United Visual Artists have a lovely new piece called Hereafter, which is very similar to elements of my Time Sketches in that it layers frames from a video stream with minimal opacity so that it builds up over time.
They’ve done it much better than I did, though, not only because of the wonderful setting and the custom housing by Based Upon but because they use a high-speed camera to massively slow down your ‘ghost’ image. I can see it changes the style of the interaction and gets people moving around in space in interesting ways.
There is a basic element of interaction which is about seeing the results of your actions. This seems to always be the most fruitful with cameras - we’re all narcissistically fascinated by our own images of course. But there’s another aspect that I think Hereafter and Time Sketches (and plenty of others) plug into and that’s the idea of warping time. Slow motion and time-lapse cinematography are both fascinating and I think it’s because they’re on the fringes or outside of our normal senses of perception. X-Ray and infrared are also interesting in this respect, but there’s something about messing with time that seems to engage people, especially when it’s their own image.

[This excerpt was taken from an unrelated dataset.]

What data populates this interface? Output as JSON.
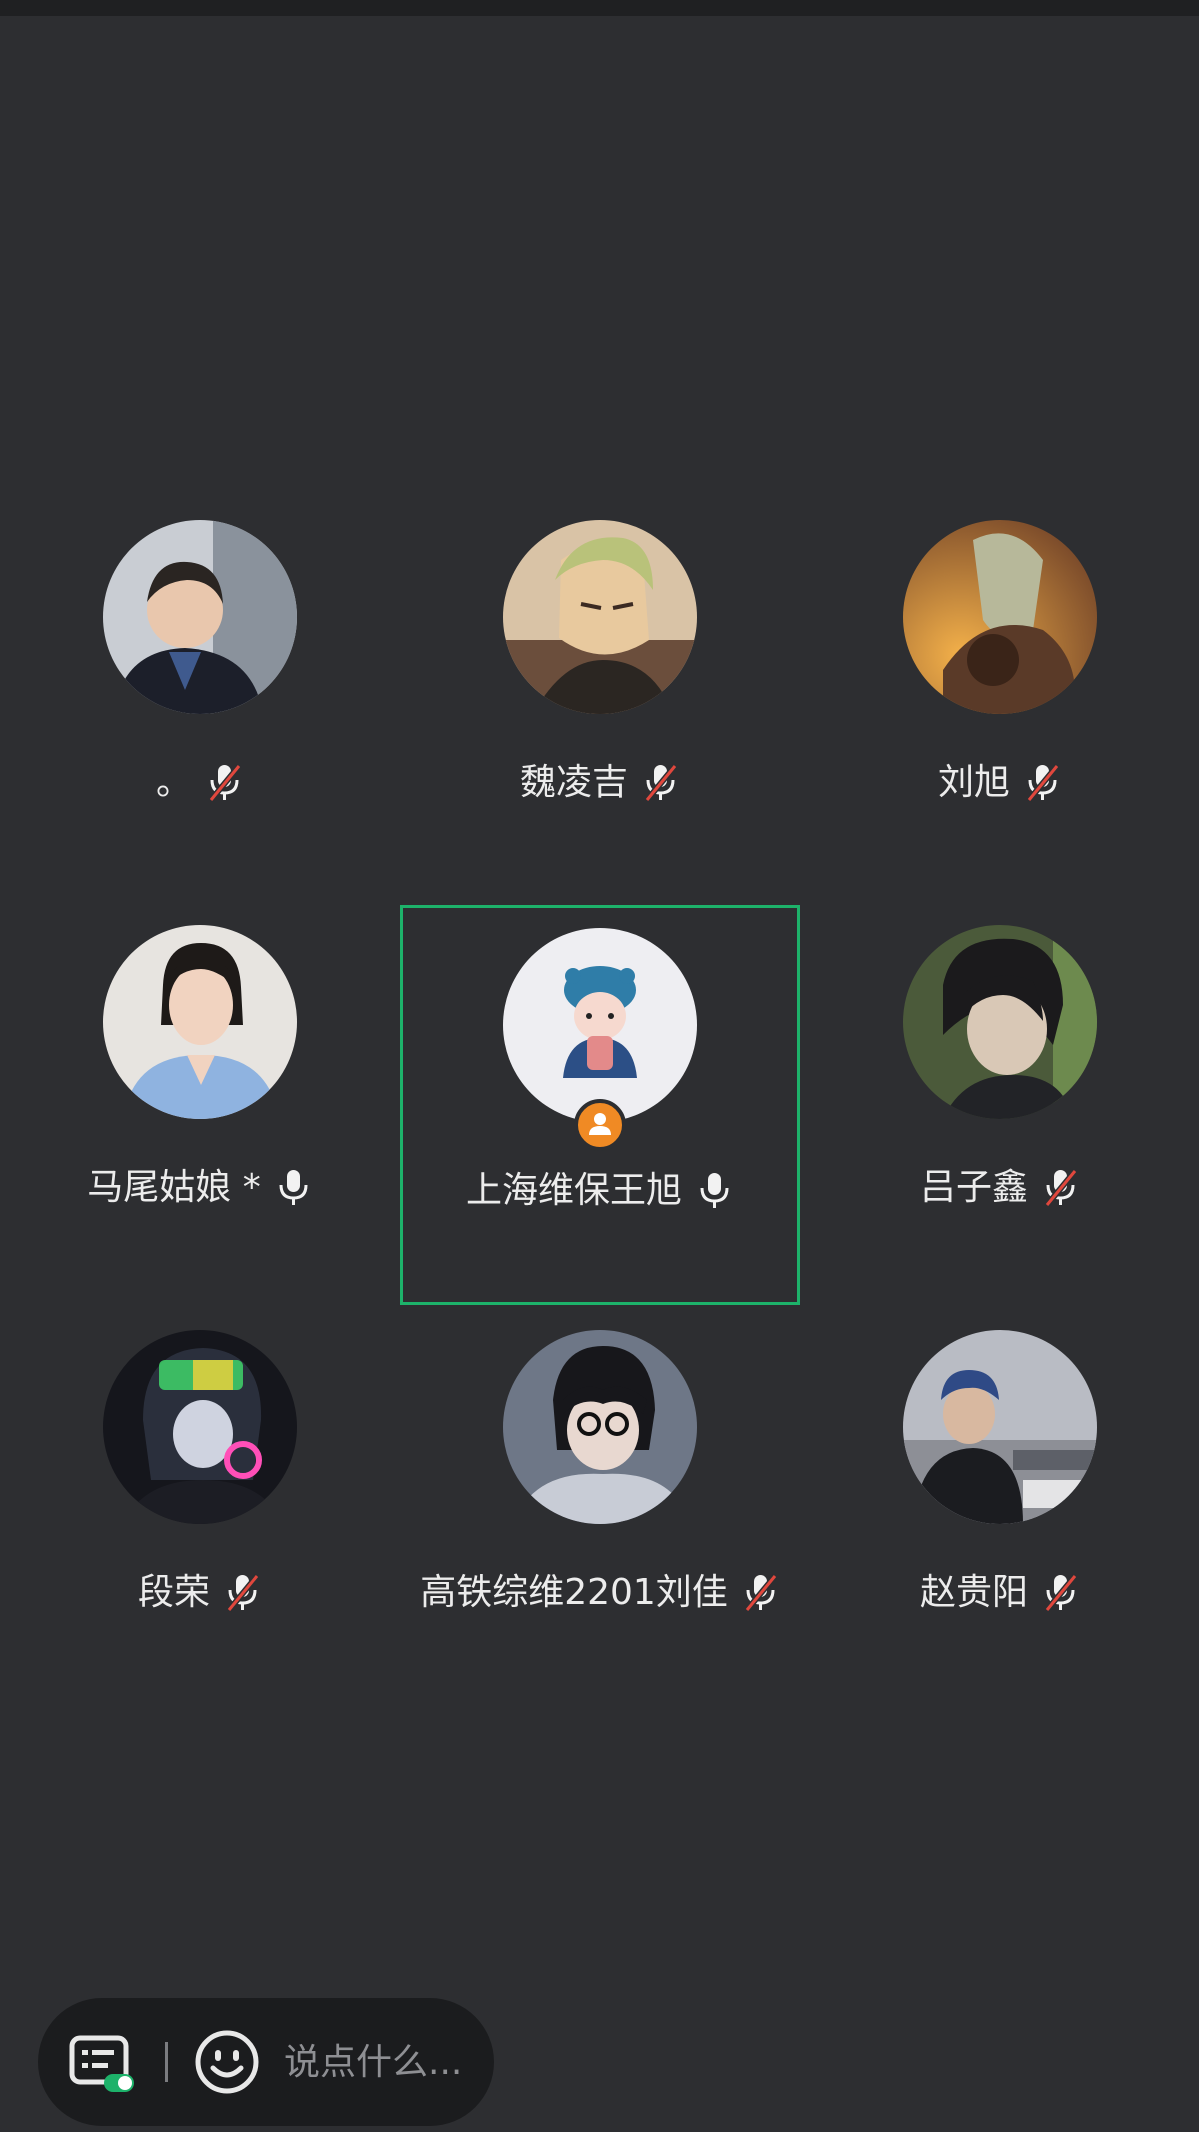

(p.s. I did another Podcast with Matt Clark from UVA for Core77 that will be online soon. I’ll post a link when it’s up.)